Treasury Department Launches Inquiry Into Online Marketplace Loans

By Kery Murakami

July 16 — Seeking to better understand increasingly popular ways to borrow money, the Treasury Department July 16 said it will be seeking comment on peer-to-peer and other forms of online marketplace lending, asking, for example, if the new lenders pose greater privacy or other risks to consumers than traditional banks.

The Request for Information (RFI), to be posted in the Federal Register July 17, signals that the new forms of lending has caught the eye of federal regulators, said Compass Point Research & Training analysts Isaac Boltansky and Michael Tarkan in a note to investors July 16.

“This RFI serves as a clear signal that policymakers are both heartened by the promise of the burgeoning marketplace lending industry while still cautious regarding the existing regulatory framework,” they wrote, predicting that “additional scrutiny of the model’s regulatory framework is ahead.”

Marketplace lending remains a small component of the overall lending market, Antonio Weiss, counselor to U.S. Treasury Secretary Jack Lew, wrote in a July 16 blog post announcing the RFI. But Weiss said, “it is a rapidly developing and fast-growing sector that is changing the way consumers and small businesses secure credit.”

Research conducted by Morgan Stanley found that in less than a decade, online marketplace lending has grown to an estimated $12 billion in new loan originations in 2014, Weiss said.

Companies operating in the space include online lenders backed by hedge funds or venture capital, online “peer-to-peer” lending platforms, and bank-affiliated online lenders, according to the RFI.

Underserved Borrowers

The Treasury notice seeks comment on the potential for online marketplace lenders to expand access to credit for those borrowers who have been historically underserved by traditional banking sources. The notice laid out some potential benefits to small businesses, as well as individual borrowers who do not qualify for prime interest rates.

Up to now, online borrowers have been those at or near prime, and the new lenders have “filled a need for these borrowers by often delivering lower costs and faster decision times than traditional lenders,” the notice said. Some lenders are now developing products and underwriting models for greater numbers of non-prime borrowers.

Online lending also could reduce transaction costs for small businesses, which have struggled to get traditional loans for banks, the notice said.

The Treasury Department is also concerned about potential pitfalls for consumers participating in the rapidly-growing online marketplace. “What privacy considerations, cybersecurity threats, consumer protection concerns, and other related risks might arise out of online marketplace lending?” the notice asked.

With large numbers of small businesses making financial transactions online, the RFI said “there is now an unprecedented amount of online data available on the activities of these small businesses” and asked how that might impact fraud and other credit risks for lenders. Treasury also wants to know how accurately online marketplace lenders assess borrower creditworthiness, along with loan servicing, fraud detection and debt collection practices.

‘Skin in the Game.'

Peer-to-peer lenders connect borrowers with individual investors willing to provide funding.
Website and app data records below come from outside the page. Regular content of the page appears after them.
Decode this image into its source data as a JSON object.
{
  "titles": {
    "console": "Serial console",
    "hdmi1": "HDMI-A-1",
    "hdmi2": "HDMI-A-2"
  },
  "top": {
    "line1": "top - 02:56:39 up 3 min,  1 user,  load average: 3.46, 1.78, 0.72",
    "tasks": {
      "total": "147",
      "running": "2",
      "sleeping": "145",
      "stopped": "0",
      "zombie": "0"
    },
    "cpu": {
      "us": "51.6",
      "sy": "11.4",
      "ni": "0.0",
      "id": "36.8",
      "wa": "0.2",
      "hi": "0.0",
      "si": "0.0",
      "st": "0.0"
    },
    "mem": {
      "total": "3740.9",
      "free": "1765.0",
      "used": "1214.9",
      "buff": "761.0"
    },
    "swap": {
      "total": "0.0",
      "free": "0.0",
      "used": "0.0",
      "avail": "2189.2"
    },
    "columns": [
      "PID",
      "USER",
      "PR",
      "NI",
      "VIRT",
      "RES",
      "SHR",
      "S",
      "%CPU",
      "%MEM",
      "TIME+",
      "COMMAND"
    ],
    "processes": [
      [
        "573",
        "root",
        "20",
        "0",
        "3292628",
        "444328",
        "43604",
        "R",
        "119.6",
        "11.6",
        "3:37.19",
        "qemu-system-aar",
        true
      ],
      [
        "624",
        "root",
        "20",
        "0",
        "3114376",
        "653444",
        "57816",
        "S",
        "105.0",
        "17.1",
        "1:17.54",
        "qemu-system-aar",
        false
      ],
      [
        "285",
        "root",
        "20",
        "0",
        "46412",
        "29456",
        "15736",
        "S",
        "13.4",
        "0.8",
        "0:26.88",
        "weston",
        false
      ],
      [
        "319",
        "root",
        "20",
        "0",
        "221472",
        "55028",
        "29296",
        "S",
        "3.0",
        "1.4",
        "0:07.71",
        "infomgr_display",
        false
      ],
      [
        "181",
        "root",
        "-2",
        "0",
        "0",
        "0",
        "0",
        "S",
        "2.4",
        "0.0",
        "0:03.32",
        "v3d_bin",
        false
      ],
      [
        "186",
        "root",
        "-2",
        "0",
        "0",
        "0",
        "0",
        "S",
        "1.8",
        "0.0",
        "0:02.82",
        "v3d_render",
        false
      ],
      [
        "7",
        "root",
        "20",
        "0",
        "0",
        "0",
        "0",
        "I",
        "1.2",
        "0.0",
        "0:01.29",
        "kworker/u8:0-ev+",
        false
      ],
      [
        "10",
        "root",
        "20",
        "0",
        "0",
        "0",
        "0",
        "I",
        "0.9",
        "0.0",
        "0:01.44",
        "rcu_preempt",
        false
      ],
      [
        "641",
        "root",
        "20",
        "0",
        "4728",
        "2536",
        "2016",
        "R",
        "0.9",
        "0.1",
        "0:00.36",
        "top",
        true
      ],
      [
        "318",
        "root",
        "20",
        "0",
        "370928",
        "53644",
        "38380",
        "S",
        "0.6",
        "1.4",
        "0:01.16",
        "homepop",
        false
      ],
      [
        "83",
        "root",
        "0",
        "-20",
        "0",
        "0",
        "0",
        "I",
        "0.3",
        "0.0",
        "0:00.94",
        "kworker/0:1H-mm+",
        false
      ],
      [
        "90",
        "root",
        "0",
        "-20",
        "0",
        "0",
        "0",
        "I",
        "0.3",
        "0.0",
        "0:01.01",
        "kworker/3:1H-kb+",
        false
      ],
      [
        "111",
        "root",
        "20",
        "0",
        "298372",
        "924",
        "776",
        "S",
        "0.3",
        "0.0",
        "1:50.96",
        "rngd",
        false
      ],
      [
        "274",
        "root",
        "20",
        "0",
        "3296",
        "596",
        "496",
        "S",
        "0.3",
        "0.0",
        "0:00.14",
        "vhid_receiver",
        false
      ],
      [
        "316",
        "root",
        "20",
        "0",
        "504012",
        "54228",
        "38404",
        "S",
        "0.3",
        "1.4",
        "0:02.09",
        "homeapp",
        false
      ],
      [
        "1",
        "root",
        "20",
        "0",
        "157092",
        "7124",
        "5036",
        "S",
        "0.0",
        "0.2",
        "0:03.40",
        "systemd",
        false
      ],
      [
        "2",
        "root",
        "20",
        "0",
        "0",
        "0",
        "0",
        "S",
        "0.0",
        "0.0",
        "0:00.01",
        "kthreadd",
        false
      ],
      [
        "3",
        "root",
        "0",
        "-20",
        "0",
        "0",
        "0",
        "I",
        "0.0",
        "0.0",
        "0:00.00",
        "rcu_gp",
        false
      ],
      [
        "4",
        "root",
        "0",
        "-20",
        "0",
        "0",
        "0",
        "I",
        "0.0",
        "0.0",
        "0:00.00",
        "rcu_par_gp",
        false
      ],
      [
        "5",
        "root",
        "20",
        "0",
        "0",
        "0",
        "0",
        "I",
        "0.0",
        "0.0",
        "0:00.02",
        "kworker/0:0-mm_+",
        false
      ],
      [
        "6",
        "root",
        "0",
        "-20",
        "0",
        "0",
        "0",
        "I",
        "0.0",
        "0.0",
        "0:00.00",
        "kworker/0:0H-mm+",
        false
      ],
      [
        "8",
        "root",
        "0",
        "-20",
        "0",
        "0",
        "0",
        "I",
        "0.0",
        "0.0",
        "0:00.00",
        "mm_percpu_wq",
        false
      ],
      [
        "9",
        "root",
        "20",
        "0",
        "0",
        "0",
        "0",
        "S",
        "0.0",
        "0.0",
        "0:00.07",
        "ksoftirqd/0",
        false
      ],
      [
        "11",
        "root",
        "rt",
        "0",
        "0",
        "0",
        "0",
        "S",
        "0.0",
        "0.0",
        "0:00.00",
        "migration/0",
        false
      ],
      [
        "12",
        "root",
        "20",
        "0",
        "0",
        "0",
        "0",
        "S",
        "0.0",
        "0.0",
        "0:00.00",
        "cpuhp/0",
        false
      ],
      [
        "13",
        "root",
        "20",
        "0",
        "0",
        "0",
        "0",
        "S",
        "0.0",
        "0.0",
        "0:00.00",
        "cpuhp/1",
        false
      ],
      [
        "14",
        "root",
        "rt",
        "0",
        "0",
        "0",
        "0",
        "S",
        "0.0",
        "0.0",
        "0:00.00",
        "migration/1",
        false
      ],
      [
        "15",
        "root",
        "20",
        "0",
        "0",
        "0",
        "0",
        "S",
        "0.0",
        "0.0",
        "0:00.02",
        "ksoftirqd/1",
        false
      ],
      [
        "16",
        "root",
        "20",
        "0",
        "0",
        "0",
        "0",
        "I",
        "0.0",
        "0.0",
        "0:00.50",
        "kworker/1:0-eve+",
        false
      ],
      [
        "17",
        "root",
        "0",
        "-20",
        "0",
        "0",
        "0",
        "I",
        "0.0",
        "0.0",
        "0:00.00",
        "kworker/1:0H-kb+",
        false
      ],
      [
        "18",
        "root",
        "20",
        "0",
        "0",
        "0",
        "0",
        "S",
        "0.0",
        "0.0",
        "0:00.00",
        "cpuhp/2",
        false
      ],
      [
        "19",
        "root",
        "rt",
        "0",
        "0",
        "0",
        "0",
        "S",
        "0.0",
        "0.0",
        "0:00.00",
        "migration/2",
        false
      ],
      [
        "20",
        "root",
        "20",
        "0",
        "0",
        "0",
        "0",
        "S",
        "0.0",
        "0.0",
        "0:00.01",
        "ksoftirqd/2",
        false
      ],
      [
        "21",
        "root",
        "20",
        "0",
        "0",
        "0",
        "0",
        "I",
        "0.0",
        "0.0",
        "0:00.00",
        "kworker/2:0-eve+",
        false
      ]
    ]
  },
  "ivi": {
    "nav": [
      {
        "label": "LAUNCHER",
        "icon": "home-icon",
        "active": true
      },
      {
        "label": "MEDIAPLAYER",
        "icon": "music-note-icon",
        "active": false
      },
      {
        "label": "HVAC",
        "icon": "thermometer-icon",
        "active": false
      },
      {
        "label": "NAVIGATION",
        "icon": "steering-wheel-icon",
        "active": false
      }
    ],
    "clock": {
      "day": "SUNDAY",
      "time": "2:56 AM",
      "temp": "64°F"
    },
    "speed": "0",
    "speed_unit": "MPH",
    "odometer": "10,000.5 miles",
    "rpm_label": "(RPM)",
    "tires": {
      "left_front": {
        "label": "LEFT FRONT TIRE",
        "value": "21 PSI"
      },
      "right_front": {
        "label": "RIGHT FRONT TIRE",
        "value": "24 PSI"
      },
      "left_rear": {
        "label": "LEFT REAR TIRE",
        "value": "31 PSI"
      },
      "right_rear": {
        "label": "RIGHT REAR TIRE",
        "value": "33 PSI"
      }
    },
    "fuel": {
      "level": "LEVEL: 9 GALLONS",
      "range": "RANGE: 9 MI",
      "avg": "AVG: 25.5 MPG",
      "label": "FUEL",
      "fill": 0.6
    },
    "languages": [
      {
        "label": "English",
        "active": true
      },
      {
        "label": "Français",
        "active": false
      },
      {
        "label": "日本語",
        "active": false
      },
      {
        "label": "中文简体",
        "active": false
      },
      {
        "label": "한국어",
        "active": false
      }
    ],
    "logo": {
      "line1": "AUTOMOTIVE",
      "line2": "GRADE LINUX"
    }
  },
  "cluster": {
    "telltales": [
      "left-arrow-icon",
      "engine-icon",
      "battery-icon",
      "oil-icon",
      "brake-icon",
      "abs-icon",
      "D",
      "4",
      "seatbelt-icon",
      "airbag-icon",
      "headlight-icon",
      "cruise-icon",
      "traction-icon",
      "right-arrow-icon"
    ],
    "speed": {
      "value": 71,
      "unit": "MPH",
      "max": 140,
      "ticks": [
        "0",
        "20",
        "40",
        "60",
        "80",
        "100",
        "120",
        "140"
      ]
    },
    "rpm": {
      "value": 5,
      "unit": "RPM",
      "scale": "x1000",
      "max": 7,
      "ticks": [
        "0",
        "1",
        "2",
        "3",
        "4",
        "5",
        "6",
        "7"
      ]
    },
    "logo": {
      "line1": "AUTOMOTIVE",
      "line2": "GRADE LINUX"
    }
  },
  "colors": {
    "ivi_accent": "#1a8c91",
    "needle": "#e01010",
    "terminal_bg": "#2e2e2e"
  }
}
The companies that provide the online platforms, such as Lending Tree and Prosper, do not suffer the losses when borrowers default on the loans.

The Treasury request asked to what extent peer-to-peer lenders should be required to have “skin in the game” for the loans they facilitate.

Lending Tree did not comment and a Prosper spokeswoman said the company welcomed the “information-based approach” to the Treasury inquiry.

Nessa Feddis, senior vice president for the American Bankers Association, said online lenders should be subject to the same regulations as banks and other traditional lenders.

She said Treasury needs to examine how online lenders determine the borrower's ability to repay loans and what measures are in place to protect private information. “Otherwise we could repeat the mistakes of the past,” she said.

Consumer groups also welcome the inquiry, according to Edmund Mierzwinski, consumer program director for U.S. PIRG.

Online marketplace lenders may be able “to offer credit at lower costs, and to more consumers, but we do want to make sure that their offerings comply with all consumer lending laws,” he told Bloomberg BNA

To contact the reporter on this story: Kery Murakami in Washington at

To contact the editor responsible for this story: Mike Ferullo at